Characters: 7. Polite. Very polite. Never behind the wheel of some damn pickup.
Yuri: 0. Or almost 0. The closest any story gets is one in which a tall girl is told to partner with other girls for dance practice, making them blush and her sweat.
Service: 4. For those who like cats.
Overall: 7. For the thing it’s meant to be, it actually does a fine job. It’s just not in any way a Yuri thing.
Erica here: Well. THANK YOU for reviewing this Bruce. I have been putting off actually having to deal with Yuri no Sekai – Nyuumon, for this exact reason….it seemed very much a “pile of stuff the editor read” rather than, “Here are series you might possibly wish to know about if you are actually interested in Yuri.” And because of this very conflagration of “what editor-san liked” with “what is good” it sits there on the bottom of the pile, making a fine base for the pile of books I want to read. ^_^

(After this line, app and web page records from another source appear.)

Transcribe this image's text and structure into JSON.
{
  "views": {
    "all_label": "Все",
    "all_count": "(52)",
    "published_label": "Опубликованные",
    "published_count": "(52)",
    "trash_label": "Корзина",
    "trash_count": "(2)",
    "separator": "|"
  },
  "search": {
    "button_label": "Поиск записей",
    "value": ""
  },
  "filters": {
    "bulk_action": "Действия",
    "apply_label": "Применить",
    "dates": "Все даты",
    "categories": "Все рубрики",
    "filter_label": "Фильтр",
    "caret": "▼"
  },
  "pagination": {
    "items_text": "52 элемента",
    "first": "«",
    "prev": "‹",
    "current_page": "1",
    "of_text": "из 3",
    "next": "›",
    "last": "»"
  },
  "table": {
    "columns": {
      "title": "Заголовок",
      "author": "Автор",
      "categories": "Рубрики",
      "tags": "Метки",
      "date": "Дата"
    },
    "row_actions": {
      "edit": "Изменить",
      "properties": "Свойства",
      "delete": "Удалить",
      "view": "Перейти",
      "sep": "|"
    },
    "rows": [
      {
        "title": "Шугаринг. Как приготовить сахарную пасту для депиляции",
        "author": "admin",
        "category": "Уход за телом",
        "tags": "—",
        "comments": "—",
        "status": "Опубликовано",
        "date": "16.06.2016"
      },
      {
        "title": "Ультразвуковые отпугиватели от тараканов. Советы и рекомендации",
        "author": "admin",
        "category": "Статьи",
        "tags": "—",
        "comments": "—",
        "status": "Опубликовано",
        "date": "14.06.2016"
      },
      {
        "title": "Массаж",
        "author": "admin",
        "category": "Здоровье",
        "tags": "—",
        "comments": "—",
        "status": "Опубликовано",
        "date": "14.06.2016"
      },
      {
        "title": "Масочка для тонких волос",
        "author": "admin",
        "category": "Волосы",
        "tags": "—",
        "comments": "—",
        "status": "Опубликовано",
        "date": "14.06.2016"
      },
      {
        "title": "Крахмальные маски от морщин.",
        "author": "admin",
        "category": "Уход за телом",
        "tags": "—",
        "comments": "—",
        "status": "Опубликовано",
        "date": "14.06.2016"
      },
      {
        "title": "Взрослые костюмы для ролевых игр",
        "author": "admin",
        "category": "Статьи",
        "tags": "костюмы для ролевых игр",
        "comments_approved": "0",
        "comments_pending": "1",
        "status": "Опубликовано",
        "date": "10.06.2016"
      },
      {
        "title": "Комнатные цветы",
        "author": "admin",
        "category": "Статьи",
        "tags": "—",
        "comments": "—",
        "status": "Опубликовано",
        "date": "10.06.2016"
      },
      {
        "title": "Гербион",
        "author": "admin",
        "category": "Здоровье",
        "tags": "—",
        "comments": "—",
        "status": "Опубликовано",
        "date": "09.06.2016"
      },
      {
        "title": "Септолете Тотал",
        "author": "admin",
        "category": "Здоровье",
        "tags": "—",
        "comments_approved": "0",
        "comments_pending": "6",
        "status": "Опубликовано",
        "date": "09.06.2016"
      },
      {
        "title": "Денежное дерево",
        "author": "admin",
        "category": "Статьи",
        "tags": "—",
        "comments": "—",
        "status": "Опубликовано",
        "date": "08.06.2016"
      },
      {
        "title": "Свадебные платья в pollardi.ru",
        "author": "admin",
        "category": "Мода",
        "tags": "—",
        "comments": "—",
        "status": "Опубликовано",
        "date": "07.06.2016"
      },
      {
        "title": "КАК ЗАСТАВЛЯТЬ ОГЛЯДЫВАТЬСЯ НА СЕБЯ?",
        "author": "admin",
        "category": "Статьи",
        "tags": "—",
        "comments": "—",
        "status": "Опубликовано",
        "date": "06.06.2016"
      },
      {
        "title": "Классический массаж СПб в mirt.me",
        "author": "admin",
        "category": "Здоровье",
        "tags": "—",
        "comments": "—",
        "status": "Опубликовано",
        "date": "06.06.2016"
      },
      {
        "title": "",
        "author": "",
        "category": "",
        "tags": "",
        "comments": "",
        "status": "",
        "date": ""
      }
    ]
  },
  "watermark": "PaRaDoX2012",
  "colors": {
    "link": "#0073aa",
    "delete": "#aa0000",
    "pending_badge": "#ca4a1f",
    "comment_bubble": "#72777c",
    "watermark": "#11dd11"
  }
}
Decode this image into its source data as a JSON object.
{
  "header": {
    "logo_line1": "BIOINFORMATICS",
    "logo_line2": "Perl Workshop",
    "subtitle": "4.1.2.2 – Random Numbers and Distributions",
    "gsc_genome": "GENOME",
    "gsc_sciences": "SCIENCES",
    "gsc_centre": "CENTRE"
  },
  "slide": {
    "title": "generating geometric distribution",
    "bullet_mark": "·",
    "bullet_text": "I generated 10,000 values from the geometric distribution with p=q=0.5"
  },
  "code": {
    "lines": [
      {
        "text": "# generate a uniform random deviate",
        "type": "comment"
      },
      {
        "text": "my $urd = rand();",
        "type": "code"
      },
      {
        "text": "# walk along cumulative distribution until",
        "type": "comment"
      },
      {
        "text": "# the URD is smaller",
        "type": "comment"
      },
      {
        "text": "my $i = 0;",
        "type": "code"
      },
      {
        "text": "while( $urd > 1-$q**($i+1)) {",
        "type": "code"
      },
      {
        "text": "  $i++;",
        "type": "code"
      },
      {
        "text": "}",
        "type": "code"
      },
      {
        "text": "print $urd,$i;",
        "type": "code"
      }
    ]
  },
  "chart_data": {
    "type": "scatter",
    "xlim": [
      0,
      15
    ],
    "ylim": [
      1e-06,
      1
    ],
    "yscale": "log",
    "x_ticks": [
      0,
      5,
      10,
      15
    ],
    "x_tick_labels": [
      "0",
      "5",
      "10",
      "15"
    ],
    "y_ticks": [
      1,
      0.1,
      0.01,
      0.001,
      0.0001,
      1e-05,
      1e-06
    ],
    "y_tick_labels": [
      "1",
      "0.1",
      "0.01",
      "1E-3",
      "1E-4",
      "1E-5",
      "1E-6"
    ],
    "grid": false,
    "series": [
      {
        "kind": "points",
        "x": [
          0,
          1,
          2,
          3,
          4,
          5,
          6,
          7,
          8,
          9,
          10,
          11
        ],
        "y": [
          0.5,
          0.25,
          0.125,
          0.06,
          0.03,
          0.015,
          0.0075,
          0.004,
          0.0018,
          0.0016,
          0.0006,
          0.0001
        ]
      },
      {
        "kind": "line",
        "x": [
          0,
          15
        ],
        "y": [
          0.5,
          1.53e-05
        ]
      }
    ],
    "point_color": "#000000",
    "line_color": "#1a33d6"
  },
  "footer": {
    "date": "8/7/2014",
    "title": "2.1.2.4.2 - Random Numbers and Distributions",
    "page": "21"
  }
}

I frankly, cannot cope with another “Intro to Yuri” that lacks any understanding of Yuri, nuanced or not. Part of why I am finally working on what has already become, in my head “that damned Yuri book.” I will say that, based on this review, “Showa retro” is a fairly accurate summation, however.
Thank you again, as always for your terrific perspective and for expanding our artistic vocabulary!